Emiratis are viewed as the ones who will be here for the long run, so people are trying to give them the keys to the car so that they are involved in the driving process. The challenge is that it sometimes results in Emiratis being promoted too early. I’ve seen some bad failures, where there is a really high potential Emirati who, if given a bit more time, would make a great leader or CEO, but they are put into the position too early and struggle with it; their confidence goes away and they become more closed because they don’t want to expose themselves. This creates a spiral of underperformance—when actually, it was a good story before. So I think Emiratization is a real challenge to get right, and succession planning is a part of that.

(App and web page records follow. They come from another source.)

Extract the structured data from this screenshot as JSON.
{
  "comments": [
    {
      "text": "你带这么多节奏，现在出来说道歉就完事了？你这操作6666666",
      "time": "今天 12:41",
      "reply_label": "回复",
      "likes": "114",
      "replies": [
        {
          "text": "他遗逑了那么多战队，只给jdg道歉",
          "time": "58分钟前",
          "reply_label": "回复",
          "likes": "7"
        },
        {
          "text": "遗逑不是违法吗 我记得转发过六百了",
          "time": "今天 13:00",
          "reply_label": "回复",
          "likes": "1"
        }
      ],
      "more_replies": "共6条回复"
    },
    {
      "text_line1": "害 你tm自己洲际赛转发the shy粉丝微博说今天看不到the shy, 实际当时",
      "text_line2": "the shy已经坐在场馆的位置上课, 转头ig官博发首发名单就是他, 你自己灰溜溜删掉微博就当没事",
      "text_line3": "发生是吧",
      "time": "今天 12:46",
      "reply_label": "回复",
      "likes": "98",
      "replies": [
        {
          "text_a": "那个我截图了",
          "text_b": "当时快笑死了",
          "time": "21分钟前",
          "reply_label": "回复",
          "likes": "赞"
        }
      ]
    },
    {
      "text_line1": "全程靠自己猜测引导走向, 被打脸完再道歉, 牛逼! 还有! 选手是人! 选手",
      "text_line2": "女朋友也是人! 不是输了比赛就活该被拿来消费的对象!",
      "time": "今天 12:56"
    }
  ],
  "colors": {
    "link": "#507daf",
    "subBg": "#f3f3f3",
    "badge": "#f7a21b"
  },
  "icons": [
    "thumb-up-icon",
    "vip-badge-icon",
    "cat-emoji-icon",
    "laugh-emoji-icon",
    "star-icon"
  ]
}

Resentment can also be created between expats and Emiratis (and vice-versa), who feel that they’re being bypassed. I have seen Emiratis come to me and say, ‘look, in the company I am in, the CEO is always going to be an expat, they will never trust an Emirati to be the CEO.’ Then I’ve been in the opposite environment where expats say ‘look, this organization has a glass ceiling and the top roles are always going to be for Emiratis.’ So a lot of people are getting it wrong.
How do you approach succession in family business?
Corporate governance for a family business is no different than corporate governance for any other business. You need to create a board, and if you don’t want to create a board, then I’ve seen families create a council. You need to create a group of advisors to the business from within the family or expand to bring non-family members onboard. Ultimately, the quality and caliber of the board needs to be right; people who have experience in business, people who have experience in the marketplace, people who have an understanding of the culture.
Board members are meant to see issues in advance of them happening and the reason they anticipate those is through experience. If the family doesn’t have the experience to do that, then we advise them to bring on external people and that’s critical. The process of succession planning is a long journey, and sometimes people in our companies say ‘oh I don’t have time,’ or ‘we don’t have the luxury of time,’ but in reality they do.
How can companies seperate family affairs from business?
One of the key things that can support succession planning is the concept of creating something called the ‘family office.’ Families may have a set of businesses that generate money and make profit, but they also have private assets (for example real estate, land, investments in other businesses). Separating those assets from the operating businesses is very important. Sometimes, deciding that this is not where family members need to take up leadership positions is important, because these businesses ultimately generate their future revenues. Instead, this dedicated office is where you can have relatives, because it deals with their private assets. Unless one of the best people for the job is a family member, put relatives into the family office and bring in the best people for that business.
What about the change in generations?
There is a big gap in the quality of education between the generations here. Many Emiratis in their fifties are the first people in their families to learn how to read and write. Another generation down, the education level is far superior. However, even if your education was basic, but you were still able to successfully build a business, it means you have other very good skills; it means you have great negotiation and trading skills—you do everything based on relationships. The younger generation is educated, and they make their decisions based on different criteria; everything is logic based. This clash of decision making based on logic versus decision making based on relationships can lead to clashes in families.